▶ Assignment: What's needed is an exact copy of all the data below, without pictures.

▶ Data records:
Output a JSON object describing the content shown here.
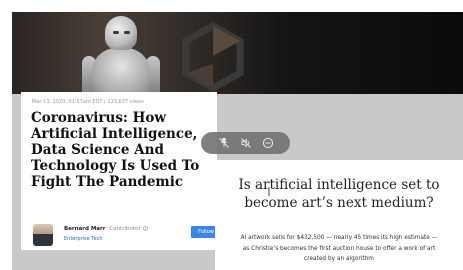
{
  "article": {
    "meta": "Mar 13, 2020, 01:57am EDT | 133,637 views",
    "headline": "Coronavirus: How Artificial Intelligence, Data Science And Technology Is Used To Fight The Pandemic",
    "author": {
      "name": "Bernard Marr",
      "role": "Contributor",
      "section": "Enterprise Tech"
    },
    "follow_label": "Follow"
  },
  "media_controls": {
    "icons": [
      "pin-off-icon",
      "volume-mute-icon",
      "minus-circle-icon"
    ]
  },
  "story": {
    "title": "Is artificial intelligence set to become art’s next medium?",
    "dek": "AI artwork sells for $432,500 — nearly 45 times its high estimate — as Christie’s becomes the first auction house to offer a work of art created by an algorithm"
  },
  "colors": {
    "follow_button": "#3c86e8",
    "section_link": "#2b66c4",
    "stage_bg": "#c9c9c9"
  }
}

▶ Response box:
Output a JSON object describing the content shown here.
{
  "article": {
    "meta": "Mar 13, 2020, 01:57am EDT | 133,637 views",
    "headline": "Coronavirus: How Artificial Intelligence, Data Science And Technology Is Used To Fight The Pandemic",
    "author": {
      "name": "Bernard Marr",
      "role": "Contributor",
      "section": "Enterprise Tech"
    },
    "follow_label": "Follow"
  },
  "media_controls": {
    "icons": [
      "pin-off-icon",
      "volume-mute-icon",
      "minus-circle-icon"
    ]
  },
  "story": {
    "title": "Is artificial intelligence set to become art’s next medium?",
    "dek": "AI artwork sells for $432,500 — nearly 45 times its high estimate — as Christie’s becomes the first auction house to offer a work of art created by an algorithm"
  },
  "colors": {
    "follow_button": "#3c86e8",
    "section_link": "#2b66c4",
    "stage_bg": "#c9c9c9"
  }
}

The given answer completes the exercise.